Thursday, June 14, 2012

Ranking Female First Ministers in Canada

I did a ranking of female first ministers in Canada a year ago and I thought I would update it.

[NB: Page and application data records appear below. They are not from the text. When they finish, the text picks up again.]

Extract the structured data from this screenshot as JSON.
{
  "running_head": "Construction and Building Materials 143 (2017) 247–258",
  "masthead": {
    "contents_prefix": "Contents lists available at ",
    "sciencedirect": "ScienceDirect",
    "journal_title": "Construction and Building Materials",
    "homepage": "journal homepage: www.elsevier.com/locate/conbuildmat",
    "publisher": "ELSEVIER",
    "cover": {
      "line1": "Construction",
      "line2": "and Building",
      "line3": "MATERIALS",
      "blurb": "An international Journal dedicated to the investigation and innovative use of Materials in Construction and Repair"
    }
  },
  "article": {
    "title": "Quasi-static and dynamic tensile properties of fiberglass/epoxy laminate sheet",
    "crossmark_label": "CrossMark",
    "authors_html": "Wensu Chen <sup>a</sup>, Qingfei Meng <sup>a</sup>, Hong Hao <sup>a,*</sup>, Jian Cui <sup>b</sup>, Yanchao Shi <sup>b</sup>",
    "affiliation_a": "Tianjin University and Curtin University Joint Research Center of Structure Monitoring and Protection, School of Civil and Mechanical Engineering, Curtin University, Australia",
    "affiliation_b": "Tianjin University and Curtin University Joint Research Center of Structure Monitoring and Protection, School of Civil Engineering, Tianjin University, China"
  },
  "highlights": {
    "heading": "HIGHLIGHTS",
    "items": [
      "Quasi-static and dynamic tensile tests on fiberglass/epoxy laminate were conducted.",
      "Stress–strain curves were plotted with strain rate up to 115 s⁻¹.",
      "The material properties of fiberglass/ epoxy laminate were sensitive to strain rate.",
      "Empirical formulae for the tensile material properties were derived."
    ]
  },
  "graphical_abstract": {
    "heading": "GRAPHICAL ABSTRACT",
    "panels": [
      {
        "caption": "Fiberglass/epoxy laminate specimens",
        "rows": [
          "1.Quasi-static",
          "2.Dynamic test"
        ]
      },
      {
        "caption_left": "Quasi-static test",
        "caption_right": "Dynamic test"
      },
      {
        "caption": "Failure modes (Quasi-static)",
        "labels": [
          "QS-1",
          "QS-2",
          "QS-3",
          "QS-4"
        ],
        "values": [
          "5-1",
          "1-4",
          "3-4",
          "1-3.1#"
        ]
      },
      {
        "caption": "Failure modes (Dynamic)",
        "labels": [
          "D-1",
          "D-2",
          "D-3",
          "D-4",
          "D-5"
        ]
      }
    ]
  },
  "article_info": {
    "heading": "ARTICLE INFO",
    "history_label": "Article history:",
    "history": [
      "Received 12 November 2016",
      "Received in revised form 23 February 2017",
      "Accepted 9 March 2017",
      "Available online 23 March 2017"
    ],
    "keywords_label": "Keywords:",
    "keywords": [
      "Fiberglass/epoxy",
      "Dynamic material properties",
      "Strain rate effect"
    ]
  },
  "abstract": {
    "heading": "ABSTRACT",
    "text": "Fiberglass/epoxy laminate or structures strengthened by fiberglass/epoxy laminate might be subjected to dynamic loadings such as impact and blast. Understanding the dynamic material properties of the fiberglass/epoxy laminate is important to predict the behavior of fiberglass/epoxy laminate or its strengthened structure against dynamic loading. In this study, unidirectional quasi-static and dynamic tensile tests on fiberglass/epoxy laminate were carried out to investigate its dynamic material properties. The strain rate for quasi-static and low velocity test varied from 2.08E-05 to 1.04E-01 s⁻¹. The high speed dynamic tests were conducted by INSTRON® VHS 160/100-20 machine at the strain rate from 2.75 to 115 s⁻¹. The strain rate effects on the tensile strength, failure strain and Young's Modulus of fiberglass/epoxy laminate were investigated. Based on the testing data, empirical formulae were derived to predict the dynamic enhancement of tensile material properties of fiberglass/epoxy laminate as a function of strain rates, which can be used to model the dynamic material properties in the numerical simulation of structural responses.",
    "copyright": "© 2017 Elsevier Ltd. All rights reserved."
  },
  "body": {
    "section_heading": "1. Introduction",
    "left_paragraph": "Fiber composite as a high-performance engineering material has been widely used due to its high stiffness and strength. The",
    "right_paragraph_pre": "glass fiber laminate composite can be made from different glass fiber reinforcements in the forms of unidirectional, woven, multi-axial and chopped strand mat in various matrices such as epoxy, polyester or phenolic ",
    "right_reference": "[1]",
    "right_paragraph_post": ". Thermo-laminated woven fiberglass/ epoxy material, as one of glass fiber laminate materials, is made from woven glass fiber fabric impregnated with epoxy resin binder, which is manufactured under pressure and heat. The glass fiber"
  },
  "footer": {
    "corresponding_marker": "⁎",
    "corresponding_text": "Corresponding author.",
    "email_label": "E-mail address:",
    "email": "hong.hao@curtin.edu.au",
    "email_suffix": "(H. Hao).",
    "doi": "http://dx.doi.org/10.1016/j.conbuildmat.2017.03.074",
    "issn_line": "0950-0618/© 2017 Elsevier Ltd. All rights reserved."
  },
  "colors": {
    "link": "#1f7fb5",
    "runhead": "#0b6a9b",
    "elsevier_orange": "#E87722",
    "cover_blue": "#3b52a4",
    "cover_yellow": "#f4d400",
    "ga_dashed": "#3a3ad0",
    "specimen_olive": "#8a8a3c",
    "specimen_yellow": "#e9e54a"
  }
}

I am ranking them based on person days governed - multiply the population by the number of the days in power
  1. Kim Campbell       Fed 3,786,000,000  132 days PC
  2. Christy Clark      BC  2,015,000,000  458 days Lib
  3. Alison Redford     Ab    915,000,000  251 days PC
  4. Rita Johnson       BC    715,500,000  217 days Socred
  5. Kathy Dunderdale   Nf    288,000,000  560 days PC
  6. Catherine Callbeck PEI   149,000,000 1353 days Lib
  7. Nellie Cournoyea   NWT    92,000,000 1469 days na
  8. Eva Aariak         Nu     42,900,000 1309 days na
  9. Pat Duncan         Yk     24,800,000  884 days Lib
A year ago the total was 5.3 billion days today it is 8 billion days.   One third of the overall time Canadians have been governed by a woman has been in the last year.  Since October 11 of 2011 we have had four female first ministers in office in Canada.

We had three female first ministers for 132 days in 1993.  Since March 14th 2011 we have had three or more female first ministers.   Given that it seems probable Christy Clark will be premier till May 14th next year, we will have 11 more months of at least three female first ministers in Canada.  I do not know how much longer Eva Aariak will be premier of Nunavut.

The only other woman who seems to have any potential to become a first minister is Pauline Marois in Quebec.   I have no idea how the election will go there or when it is likely to held.  Jean Charest could still hold out well into 2013 before he calls an election.

I noted last year that of the ones with a partisan leaning, the women have all been from the right or centre right.   Also interesting to note is that it has been the west and the north that have had the women in power.  Seven of 9 of them are from the west and north.  Kim Campbell is still the only Prime Minister to come from BC.

update on June 21st - I have underlined the women that have won a mandate in an election or in the case of NWT and Nunavut were selected to be premier by the non-partisan legislatures.

Interesting factoid, Eva Aariak is the second female premier for the area now covered by Nunavut.  This means for 7 years and 228 days they have had a female premier, more than a third of the time since Nelly Cournoyea came into office in Novmeber 14th 1991


Tim said...

Didn't Sir John A at one point hold a BC seat and John Turner was elected as an MP in 1984 from Vancouver Quadra but lost the confidence of the house within days after the full election results were certified(I guess the issue with Turner is whether are not at any point was he concurrently Prime Minister and the Member from Vancouver Quadra).

Bernard said...

You are right, I should have remembered John MacDonald as he represented my city in 1878 to 1882. Now I could argue the point he was not from BC only represented a BC riding......

John Turner is I think the only the second PM in Canada never to have been an MP while being PM. The other one was Mackenzie Bowell who was a Senator.

Tom W. said...

You could factor in some "power bonus" for actually getting elected in as First Minister; the run of lame duck female Canadian leaders isn't exactly a ringing endorsement of women politicians triumphantly breaking through the highest of glass ceilings.

Bernard said...

I am not sure how I would add that as a factor. It will show up over time as the ones that win elections pass the others.

The electoral wins in the last year of Kathy Dunderdale and Alison Redford means they will work their way up the rankings. Kathy Dunderdale will pass Rita J at the end of the summer in 2014. Alison Redford will pass Kim Campbell in the summer of 2014.